* What is needed *
Using the data below, work out how many lines contain "Files", and report only that number.

═════ Information supplied ═════

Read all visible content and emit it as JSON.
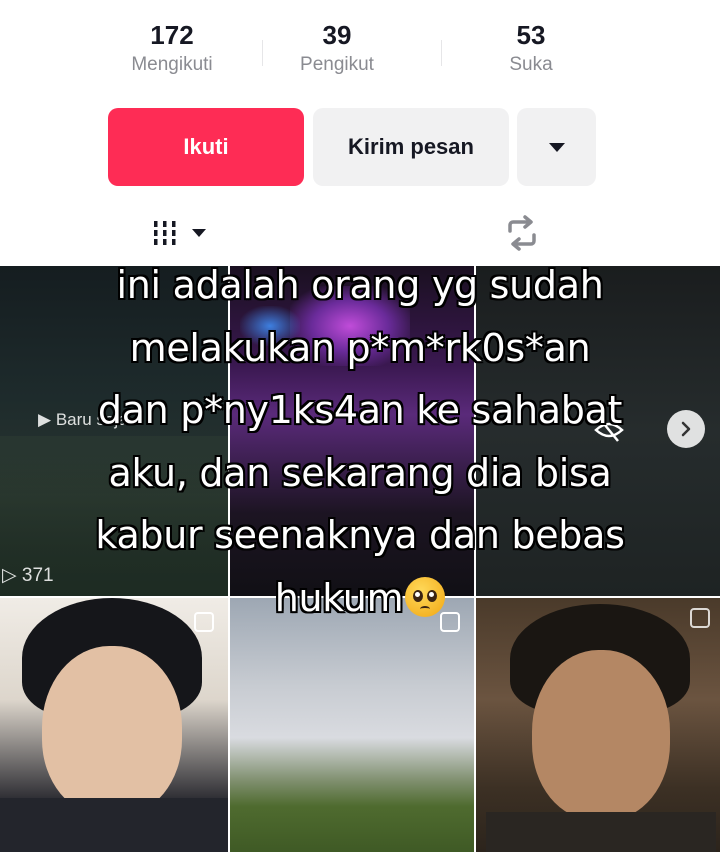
{
  "stats": [
    {
      "value": "172",
      "label": "Mengikuti"
    },
    {
      "value": "39",
      "label": "Pengikut"
    },
    {
      "value": "53",
      "label": "Suka"
    }
  ],
  "actions": {
    "follow_label": "Ikuti",
    "message_label": "Kirim pesan",
    "more_icon": "caret-down-icon"
  },
  "tabs": [
    {
      "icon": "grid-menu-icon",
      "selected": true
    },
    {
      "icon": "repost-icon",
      "selected": false
    }
  ],
  "videos": [
    {
      "badge_text": "Baru saja",
      "views": "371"
    },
    {
      "badge_text": ""
    },
    {
      "badge_text": ""
    },
    {
      "badge_text": ""
    },
    {
      "badge_text": ""
    },
    {
      "badge_text": ""
    }
  ],
  "overlay": {
    "caption_lines": [
      "ini adalah orang yg sudah",
      "melakukan p*m*rk0s*an",
      "dan p*ny1ks4an ke sahabat",
      "aku, dan sekarang dia bisa",
      "kabur seenaknya dan bebas",
      "hukum"
    ],
    "emoji": "pleading-face-emoji"
  },
  "colors": {
    "accent": "#fe2c55",
    "button_bg": "#f1f1f2",
    "text_primary": "#161823",
    "text_secondary": "#8a8b91"
  }
}
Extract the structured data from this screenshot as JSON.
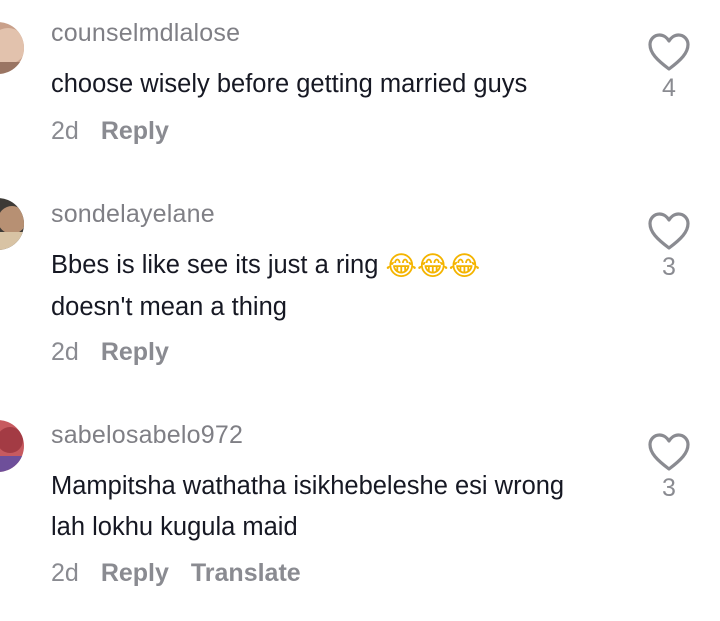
{
  "comments": [
    {
      "username": "counselmdlalose",
      "text": "choose wisely before getting married guys",
      "time": "2d",
      "reply": "Reply",
      "likes": "4"
    },
    {
      "username": "sondelayelane",
      "text": "Bbes is like see its just a ring",
      "emoji": "😂😂😂",
      "text2": "doesn't mean a thing",
      "time": "2d",
      "reply": "Reply",
      "likes": "3"
    },
    {
      "username": "sabelosabelo972",
      "text": "Mampitsha wathatha isikhebeleshe esi wrong lah lokhu kugula maid",
      "time": "2d",
      "reply": "Reply",
      "translate": "Translate",
      "likes": "3"
    }
  ]
}
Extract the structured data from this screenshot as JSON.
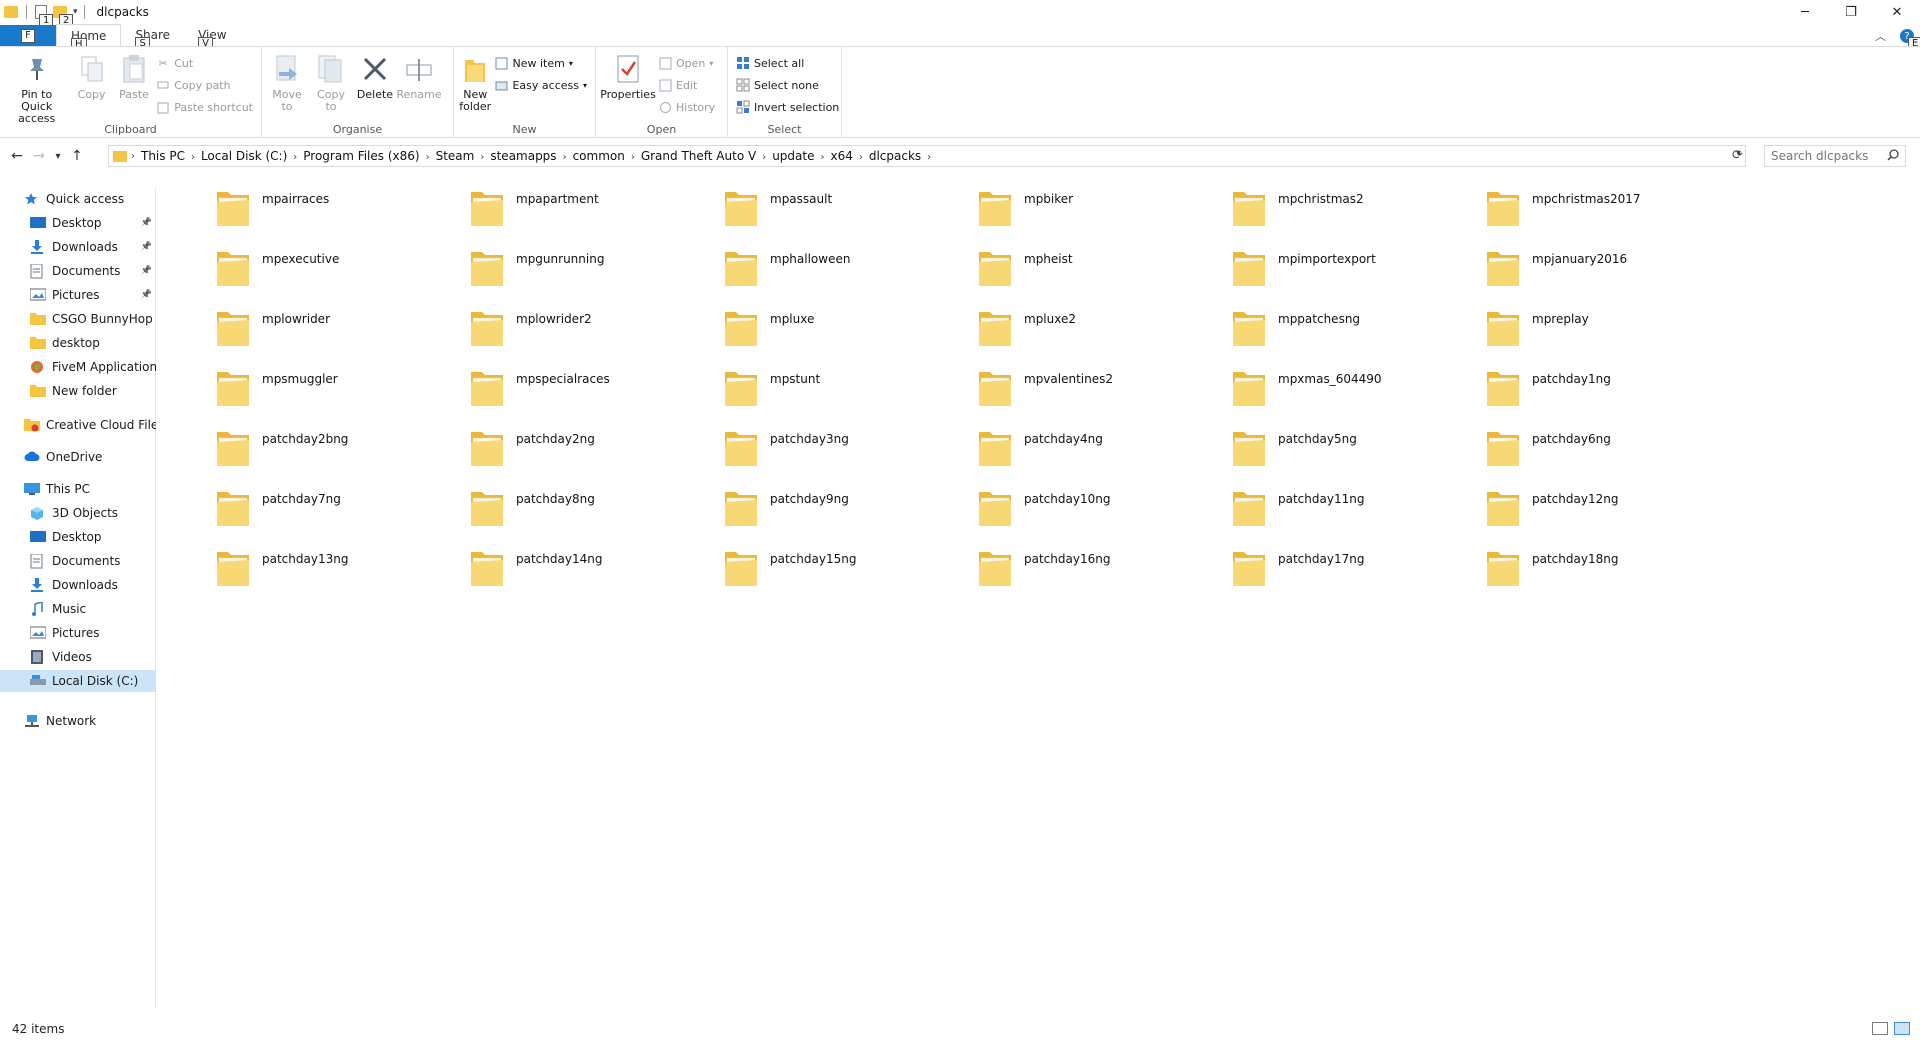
{
  "window": {
    "title": "dlcpacks",
    "controls": [
      "─",
      "❐",
      "✕"
    ],
    "qat_keytips": [
      "1",
      "2"
    ]
  },
  "tabs": {
    "file": {
      "label": "F"
    },
    "items": [
      {
        "label": "Home",
        "keytip": "H"
      },
      {
        "label": "Share",
        "keytip": "S"
      },
      {
        "label": "View",
        "keytip": "V"
      }
    ],
    "expand_glyph": "︿",
    "help_label": "?",
    "help_keytip": "E"
  },
  "ribbon": {
    "clipboard": {
      "label": "Clipboard",
      "pin": "Pin to Quick access",
      "copy": "Copy",
      "paste": "Paste",
      "cut": "Cut",
      "copy_path": "Copy path",
      "paste_shortcut": "Paste shortcut"
    },
    "organise": {
      "label": "Organise",
      "move_to": "Move to",
      "copy_to": "Copy to",
      "delete": "Delete",
      "rename": "Rename"
    },
    "new": {
      "label": "New",
      "new_folder": "New folder",
      "new_item": "New item",
      "easy_access": "Easy access"
    },
    "open": {
      "label": "Open",
      "properties": "Properties",
      "open": "Open",
      "edit": "Edit",
      "history": "History"
    },
    "select": {
      "label": "Select",
      "select_all": "Select all",
      "select_none": "Select none",
      "invert": "Invert selection"
    }
  },
  "address": {
    "crumbs": [
      "This PC",
      "Local Disk (C:)",
      "Program Files (x86)",
      "Steam",
      "steamapps",
      "common",
      "Grand Theft Auto V",
      "update",
      "x64",
      "dlcpacks"
    ],
    "search_placeholder": "Search dlcpacks"
  },
  "nav": {
    "quick_access": "Quick access",
    "quick_items": [
      {
        "label": "Desktop",
        "pinned": true,
        "icon": "desktop"
      },
      {
        "label": "Downloads",
        "pinned": true,
        "icon": "download"
      },
      {
        "label": "Documents",
        "pinned": true,
        "icon": "document"
      },
      {
        "label": "Pictures",
        "pinned": true,
        "icon": "picture"
      },
      {
        "label": "CSGO BunnyHop Sc",
        "pinned": false,
        "icon": "folder"
      },
      {
        "label": "desktop",
        "pinned": false,
        "icon": "folder"
      },
      {
        "label": "FiveM Application D",
        "pinned": false,
        "icon": "fivem"
      },
      {
        "label": "New folder",
        "pinned": false,
        "icon": "folder"
      }
    ],
    "creative_cloud": "Creative Cloud Files",
    "onedrive": "OneDrive",
    "this_pc": "This PC",
    "pc_items": [
      {
        "label": "3D Objects",
        "icon": "cube"
      },
      {
        "label": "Desktop",
        "icon": "desktop"
      },
      {
        "label": "Documents",
        "icon": "document"
      },
      {
        "label": "Downloads",
        "icon": "download"
      },
      {
        "label": "Music",
        "icon": "music"
      },
      {
        "label": "Pictures",
        "icon": "picture"
      },
      {
        "label": "Videos",
        "icon": "video"
      },
      {
        "label": "Local Disk (C:)",
        "icon": "disk"
      }
    ],
    "network": "Network"
  },
  "folders": [
    "mpairraces",
    "mpapartment",
    "mpassault",
    "mpbiker",
    "mpchristmas2",
    "mpchristmas2017",
    "mpexecutive",
    "mpgunrunning",
    "mphalloween",
    "mpheist",
    "mpimportexport",
    "mpjanuary2016",
    "mplowrider",
    "mplowrider2",
    "mpluxe",
    "mpluxe2",
    "mppatchesng",
    "mpreplay",
    "mpsmuggler",
    "mpspecialraces",
    "mpstunt",
    "mpvalentines2",
    "mpxmas_604490",
    "patchday1ng",
    "patchday2bng",
    "patchday2ng",
    "patchday3ng",
    "patchday4ng",
    "patchday5ng",
    "patchday6ng",
    "patchday7ng",
    "patchday8ng",
    "patchday9ng",
    "patchday10ng",
    "patchday11ng",
    "patchday12ng",
    "patchday13ng",
    "patchday14ng",
    "patchday15ng",
    "patchday16ng",
    "patchday17ng",
    "patchday18ng"
  ],
  "status": {
    "item_count": "42 items"
  },
  "colors": {
    "accent": "#1979ca",
    "folder": "#f4c542",
    "selected": "#cce4f7"
  }
}
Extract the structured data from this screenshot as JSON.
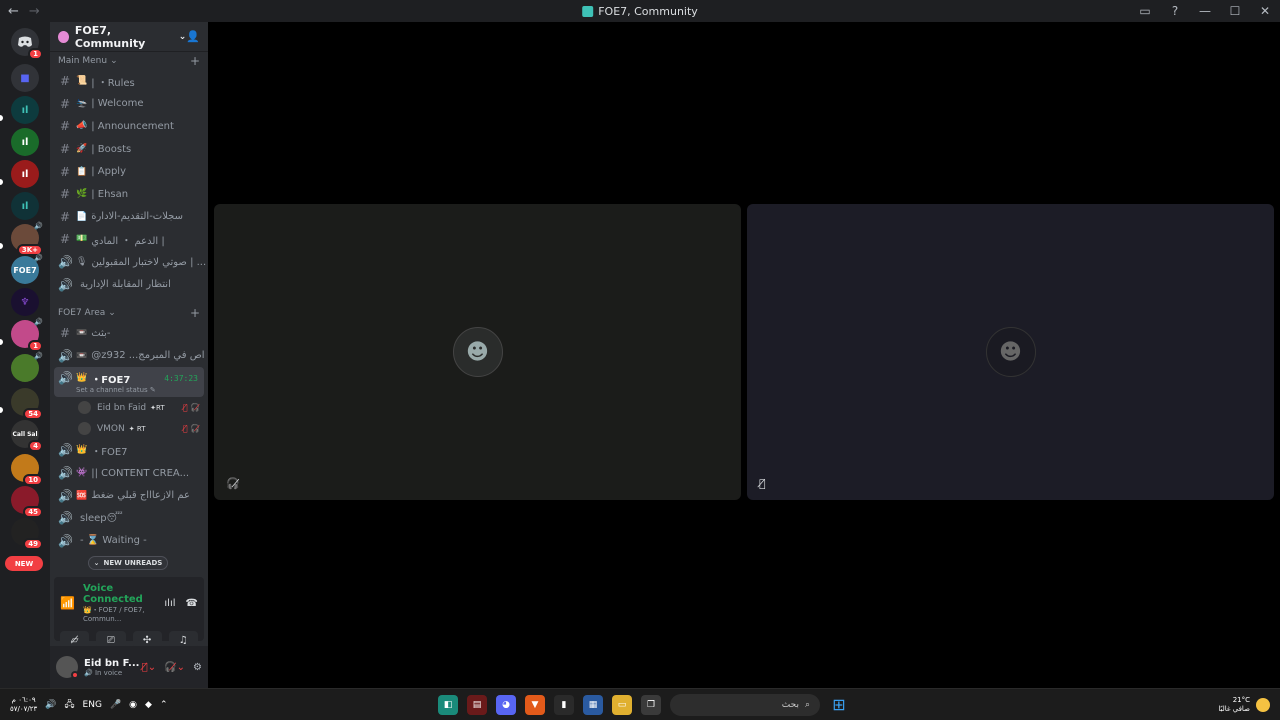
{
  "titlebar": {
    "back": "←",
    "forward": "→",
    "title": "FOE7, Community",
    "inbox_icon": "inbox-icon",
    "help_icon": "help-icon",
    "minimize": "—",
    "maximize": "☐",
    "close": "✕"
  },
  "rail": {
    "servers": [
      {
        "label": "",
        "badge": "1"
      },
      {
        "label": "",
        "badge": ""
      },
      {
        "label": "",
        "badge": ""
      },
      {
        "label": "",
        "badge": ""
      },
      {
        "label": "",
        "badge": ""
      },
      {
        "label": "",
        "badge": ""
      },
      {
        "label": "",
        "badge": "3K+"
      },
      {
        "label": "FOE7",
        "badge": ""
      },
      {
        "label": "",
        "badge": ""
      },
      {
        "label": "",
        "badge": "1"
      },
      {
        "label": "",
        "badge": ""
      },
      {
        "label": "",
        "badge": "54"
      },
      {
        "label": "Call Sal",
        "badge": "4"
      },
      {
        "label": "",
        "badge": "10"
      },
      {
        "label": "",
        "badge": "45"
      },
      {
        "label": "",
        "badge": "49"
      }
    ],
    "new_label": "NEW"
  },
  "guild": {
    "name": "FOE7, Community",
    "chevron": "⌄"
  },
  "categories": {
    "main": "Main Menu",
    "area": "FOE7 Area"
  },
  "main_channels": [
    {
      "type": "#",
      "emoji": "📜",
      "name": "| ・Rules"
    },
    {
      "type": "#",
      "emoji": "🛬",
      "name": "| Welcome"
    },
    {
      "type": "#",
      "emoji": "📣",
      "name": "| Announcement"
    },
    {
      "type": "#",
      "emoji": "🚀",
      "name": "| Boosts"
    },
    {
      "type": "#",
      "emoji": "📋",
      "name": "| Apply"
    },
    {
      "type": "#",
      "emoji": "🌿",
      "name": "| Ehsan"
    },
    {
      "type": "#",
      "emoji": "📄",
      "name": "سجلات-التقديم-الادارة"
    },
    {
      "type": "#",
      "emoji": "💵",
      "name": "الدعم ・ المادي |"
    },
    {
      "type": "🔊",
      "emoji": "🎙",
      "name": "صوتي لاختبار المقبولين | ..."
    },
    {
      "type": "🔊",
      "emoji": "",
      "name": "انتظار المقابلة الإدارية"
    }
  ],
  "area_channels": [
    {
      "type": "#",
      "emoji": "📼",
      "name": "بثث-"
    },
    {
      "type": "🔊",
      "emoji": "📼",
      "name": "@z932 ...اص في المبرمج"
    }
  ],
  "active_channel": {
    "emoji": "👑",
    "name": "・FOE7",
    "timer": "4:37:23",
    "status": "Set a channel status ✎"
  },
  "members": [
    {
      "name": "Eid bn Faid",
      "tag": "✦RT",
      "icons": "🎙̸ 🎧̸"
    },
    {
      "name": "VMON",
      "tag": "✦ RT",
      "icons": "🎙̸ 🎧̸"
    }
  ],
  "after_channels": [
    {
      "type": "🔊",
      "emoji": "👑",
      "name": "・FOE7"
    },
    {
      "type": "🔊",
      "emoji": "👾",
      "name": "|| CONTENT CREA..."
    },
    {
      "type": "🔊",
      "emoji": "🆘",
      "name": "عم الازعاااج قبلي ضغط"
    },
    {
      "type": "🔊",
      "emoji": "",
      "name": "sleep😴"
    },
    {
      "type": "🔊",
      "emoji": "",
      "name": "- ⌛ Waiting -"
    }
  ],
  "new_unreads": "NEW UNREADS",
  "voice": {
    "title": "Voice Connected",
    "sub": "👑・FOE7 / FOE7, Commun...",
    "noise_icon": "soundwave-icon",
    "disconnect_icon": "phone-hangup-icon"
  },
  "user": {
    "name": "Eid bn F...",
    "status": "In voice"
  },
  "tiles": [
    {
      "avatar": "☻"
    },
    {
      "avatar": "☻"
    }
  ],
  "taskbar": {
    "clock_time": "٠٦:٠٩ م",
    "clock_date": "٥٧/٠٧/٢٣",
    "lang": "ENG",
    "search_placeholder": "بحث",
    "temp": "21°C",
    "weather_text": "صافي غالبًا"
  }
}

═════

* Output of the task *
2